Bovine TB cattle vaccine field trials move to next phase

A deployable vaccine and new diagnostic test to tackle bovine tuberculosis (bTB) in cattle herds has moved a step closer, according to the UK government.

Defra says field trials for its CattleBCG vaccine and the Detect Infected among Vaccinated Animals (Diva) skin test have moved to the next phase.

The second phase of the field trials will assess the safety of the vaccine and the safety and performance of the Diva test in vaccinated cattle.

See also: TB cattle vaccine on target for 2025 rollout says chief vet

Until now, laboratory studies have indicated that the vaccine and Diva test – which can distinguish between infected and vaccinated animals – are safe and that the test performs well, under controlled Animal and Plant Health Agency (Apha) facility environments.

The field trials are taking place on commercial livestock farms across England and Wales and these are due to be completed in 2023.

Phase two will involve at least five farms with 600 animals participating, 300 of which will be vaccinated with CattleBCG, whilst the remaining half will receive a placebo. 

If the second phase is successful, Defra says it will be closer to being able to vaccinate cattle against this endemic disease.

‘Significant milestone’

Dr Phil Hogarth, Apha’s lead scientist for TB said: “This next step represents a significant milestone, building upon many years of research, and Apha will continue to be led by science, and work tirelessly in the fight to eradicate this disease.”

It is hoped that the combination of CattleBCG vaccine and the Diva test will be deployable in the next few years, as early as 2025, adding significant tools to those currently available. 

Wildlife campaigners hope the successful introduction of a cattle vaccine and Diva test could see the end of the government’s controversial badger-culling policy in England.

The first phase of trials started in England in July 2021, which focused on the safety and performance of the Diva test in unvaccinated animals.

The test works by identifying proteins present in infected animals that are not present in vaccinated cows, allowing the cattle vaccine to be used alongside.

Performed on 10 farms with 524 participating animals, phase one was completed in May 2022 and analysis of the results is in progress. 

‘Substantial progress’

England, Scotland and Wales’s chief veterinary officers said in a statement: “We are making substantial progress in developing an additional tool to help eradicate this disease with the new cattle vaccine and Diva skin test – and are very grateful to the vets and farmers taking part for their efforts in making this work on the ground.

“If this next phase is successful, this project takes us one step closer to a vaccine to be used in conjunction with other measures to tackle this insidious disease, which impacts livestock farmers across the globe.” 

BTB is one of the most difficult and intractable animal health challenges that the UK faces today and costs taxpayers in England around £100m every year.

More than 38,000 cattle in England and Wales were slaughtered in 2021 to tackle the disease. 

  • Contract research organisation Eville & Jones is seeking to work with interested farmers and veterinary practices to support the next phase of the field trials on suitable farms that meet the inclusion criteria.

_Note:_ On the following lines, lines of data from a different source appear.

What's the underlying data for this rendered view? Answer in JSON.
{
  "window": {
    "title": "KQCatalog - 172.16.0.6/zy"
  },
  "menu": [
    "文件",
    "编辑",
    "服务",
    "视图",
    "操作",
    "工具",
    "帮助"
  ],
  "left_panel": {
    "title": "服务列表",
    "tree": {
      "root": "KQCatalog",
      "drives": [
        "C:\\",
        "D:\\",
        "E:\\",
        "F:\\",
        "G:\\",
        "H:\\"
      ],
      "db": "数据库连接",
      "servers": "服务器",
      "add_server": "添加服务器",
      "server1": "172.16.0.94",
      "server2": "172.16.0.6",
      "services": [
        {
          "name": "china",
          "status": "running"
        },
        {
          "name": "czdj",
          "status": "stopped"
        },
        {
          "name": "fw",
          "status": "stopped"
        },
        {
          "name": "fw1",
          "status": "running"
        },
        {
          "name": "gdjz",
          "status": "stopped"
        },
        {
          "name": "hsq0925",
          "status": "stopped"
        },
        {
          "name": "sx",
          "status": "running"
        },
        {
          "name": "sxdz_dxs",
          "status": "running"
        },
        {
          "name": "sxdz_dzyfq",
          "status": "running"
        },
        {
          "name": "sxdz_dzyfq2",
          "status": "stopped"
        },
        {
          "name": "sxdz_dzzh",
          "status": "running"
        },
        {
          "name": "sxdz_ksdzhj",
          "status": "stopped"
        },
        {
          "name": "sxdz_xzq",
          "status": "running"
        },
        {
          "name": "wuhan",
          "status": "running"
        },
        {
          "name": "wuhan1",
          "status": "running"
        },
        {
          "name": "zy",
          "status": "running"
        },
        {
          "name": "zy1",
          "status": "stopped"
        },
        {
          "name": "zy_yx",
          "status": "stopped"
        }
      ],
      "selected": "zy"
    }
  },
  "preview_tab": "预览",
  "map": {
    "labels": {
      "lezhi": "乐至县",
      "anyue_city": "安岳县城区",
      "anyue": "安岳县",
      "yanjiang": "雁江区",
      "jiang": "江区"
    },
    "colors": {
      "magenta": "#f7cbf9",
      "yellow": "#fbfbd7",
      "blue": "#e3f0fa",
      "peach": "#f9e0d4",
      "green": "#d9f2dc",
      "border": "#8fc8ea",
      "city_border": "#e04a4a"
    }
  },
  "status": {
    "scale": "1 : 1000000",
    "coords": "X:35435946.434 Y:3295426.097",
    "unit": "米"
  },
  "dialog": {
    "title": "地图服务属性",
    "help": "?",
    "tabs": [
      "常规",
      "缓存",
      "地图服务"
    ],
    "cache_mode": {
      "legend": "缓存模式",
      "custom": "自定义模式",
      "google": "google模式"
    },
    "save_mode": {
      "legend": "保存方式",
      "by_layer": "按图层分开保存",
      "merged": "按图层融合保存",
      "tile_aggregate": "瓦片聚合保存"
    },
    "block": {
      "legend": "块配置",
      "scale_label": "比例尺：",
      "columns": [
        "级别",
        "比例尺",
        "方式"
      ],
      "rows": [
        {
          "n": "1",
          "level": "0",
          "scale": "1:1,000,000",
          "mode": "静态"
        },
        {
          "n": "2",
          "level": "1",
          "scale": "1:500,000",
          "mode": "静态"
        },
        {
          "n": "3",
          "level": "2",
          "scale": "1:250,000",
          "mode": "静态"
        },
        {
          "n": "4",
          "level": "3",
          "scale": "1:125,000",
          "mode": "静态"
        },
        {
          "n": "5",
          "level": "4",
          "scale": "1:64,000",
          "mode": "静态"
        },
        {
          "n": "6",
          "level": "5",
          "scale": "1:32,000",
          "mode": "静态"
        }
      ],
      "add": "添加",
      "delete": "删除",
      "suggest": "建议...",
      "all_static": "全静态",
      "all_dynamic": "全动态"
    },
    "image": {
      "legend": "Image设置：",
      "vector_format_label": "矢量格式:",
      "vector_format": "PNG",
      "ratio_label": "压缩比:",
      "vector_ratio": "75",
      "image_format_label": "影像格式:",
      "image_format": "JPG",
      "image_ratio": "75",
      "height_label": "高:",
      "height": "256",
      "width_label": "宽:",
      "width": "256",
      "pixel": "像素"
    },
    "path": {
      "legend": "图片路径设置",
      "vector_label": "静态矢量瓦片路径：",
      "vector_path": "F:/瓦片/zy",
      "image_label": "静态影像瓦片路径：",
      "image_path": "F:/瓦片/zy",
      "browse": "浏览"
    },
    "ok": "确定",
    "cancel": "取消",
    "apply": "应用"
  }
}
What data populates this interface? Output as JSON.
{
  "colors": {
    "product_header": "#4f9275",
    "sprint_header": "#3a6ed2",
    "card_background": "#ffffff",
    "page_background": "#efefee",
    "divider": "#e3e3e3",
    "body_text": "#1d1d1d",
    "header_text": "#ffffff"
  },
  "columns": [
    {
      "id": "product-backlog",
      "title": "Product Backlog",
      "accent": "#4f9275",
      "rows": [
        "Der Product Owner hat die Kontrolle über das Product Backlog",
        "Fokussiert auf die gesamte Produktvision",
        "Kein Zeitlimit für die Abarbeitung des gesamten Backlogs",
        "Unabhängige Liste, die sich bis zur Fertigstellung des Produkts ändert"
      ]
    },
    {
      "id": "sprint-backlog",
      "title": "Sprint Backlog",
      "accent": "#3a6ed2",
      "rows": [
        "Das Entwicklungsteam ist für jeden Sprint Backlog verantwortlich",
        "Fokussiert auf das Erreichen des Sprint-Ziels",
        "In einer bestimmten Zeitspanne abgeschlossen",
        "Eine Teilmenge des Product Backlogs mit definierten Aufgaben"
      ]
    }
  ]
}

If you believe you have a suitable farm, please email Dr Lindsay Heasman at